ACTIVITY:
Without the pictures, set down everything in the listing exactly.

DATA PROVIDED:
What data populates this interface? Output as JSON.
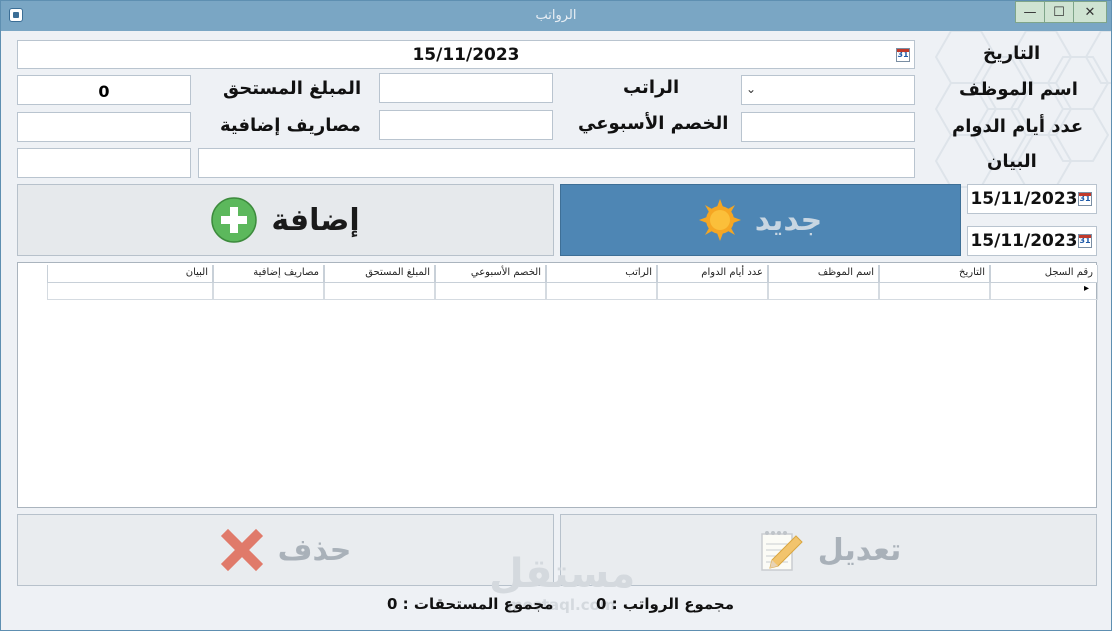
{
  "window": {
    "title": "الرواتب",
    "controls": {
      "minimize": "—",
      "maximize": "☐",
      "close": "✕"
    }
  },
  "form": {
    "date_label": "التاريخ",
    "date_value": "15/11/2023",
    "employee_label": "اسم الموظف",
    "employee_value": "",
    "salary_label": "الراتب",
    "salary_value": "",
    "due_amount_label": "المبلغ المستحق",
    "due_amount_value": "0",
    "work_days_label": "عدد أيام الدوام",
    "work_days_value": "",
    "weekly_deduction_label": "الخصم الأسبوعي",
    "weekly_deduction_value": "",
    "extra_expenses_label": "مصاريف إضافية",
    "extra_expenses_value": "",
    "statement_label": "البيان",
    "statement_value": ""
  },
  "buttons": {
    "add": "إضافة",
    "new": "جديد",
    "delete": "حذف",
    "edit": "تعديل"
  },
  "filter": {
    "date_from": "15/11/2023",
    "date_to": "15/11/2023"
  },
  "calendar_icon_text": "31",
  "table": {
    "columns": [
      "رقم السجل",
      "التاريخ",
      "اسم الموظف",
      "عدد أيام الدوام",
      "الراتب",
      "الخصم الأسبوعي",
      "المبلغ المستحق",
      "مصاريف إضافية",
      "البيان"
    ],
    "rows": [],
    "row_indicator": "▸"
  },
  "totals": {
    "salaries_label": "مجموع الرواتب :",
    "salaries_value": "0",
    "dues_label": "مجموع المستحقات :",
    "dues_value": "0"
  },
  "watermark": {
    "text": "مستقل",
    "domain": "mostaql.com"
  },
  "colors": {
    "titlebar": "#7aa6c4",
    "new_button": "#4e86b4",
    "add_icon": "#5cb85c",
    "delete_icon": "#e07a6a",
    "sun_icon": "#f5a623"
  },
  "icons": {
    "add": "plus-circle-icon",
    "new": "sun-icon",
    "delete": "x-icon",
    "edit": "pencil-notepad-icon",
    "calendar": "calendar-icon"
  }
}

WRITTEN RESPONSE:
What data populates this interface? Output as JSON.
{
  "window": {
    "title": "الرواتب",
    "controls": {
      "minimize": "—",
      "maximize": "☐",
      "close": "✕"
    }
  },
  "form": {
    "date_label": "التاريخ",
    "date_value": "15/11/2023",
    "employee_label": "اسم الموظف",
    "employee_value": "",
    "salary_label": "الراتب",
    "salary_value": "",
    "due_amount_label": "المبلغ المستحق",
    "due_amount_value": "0",
    "work_days_label": "عدد أيام الدوام",
    "work_days_value": "",
    "weekly_deduction_label": "الخصم الأسبوعي",
    "weekly_deduction_value": "",
    "extra_expenses_label": "مصاريف إضافية",
    "extra_expenses_value": "",
    "statement_label": "البيان",
    "statement_value": ""
  },
  "buttons": {
    "add": "إضافة",
    "new": "جديد",
    "delete": "حذف",
    "edit": "تعديل"
  },
  "filter": {
    "date_from": "15/11/2023",
    "date_to": "15/11/2023"
  },
  "calendar_icon_text": "31",
  "table": {
    "columns": [
      "رقم السجل",
      "التاريخ",
      "اسم الموظف",
      "عدد أيام الدوام",
      "الراتب",
      "الخصم الأسبوعي",
      "المبلغ المستحق",
      "مصاريف إضافية",
      "البيان"
    ],
    "rows": [],
    "row_indicator": "▸"
  },
  "totals": {
    "salaries_label": "مجموع الرواتب :",
    "salaries_value": "0",
    "dues_label": "مجموع المستحقات :",
    "dues_value": "0"
  },
  "watermark": {
    "text": "مستقل",
    "domain": "mostaql.com"
  },
  "colors": {
    "titlebar": "#7aa6c4",
    "new_button": "#4e86b4",
    "add_icon": "#5cb85c",
    "delete_icon": "#e07a6a",
    "sun_icon": "#f5a623"
  },
  "icons": {
    "add": "plus-circle-icon",
    "new": "sun-icon",
    "delete": "x-icon",
    "edit": "pencil-notepad-icon",
    "calendar": "calendar-icon"
  }
}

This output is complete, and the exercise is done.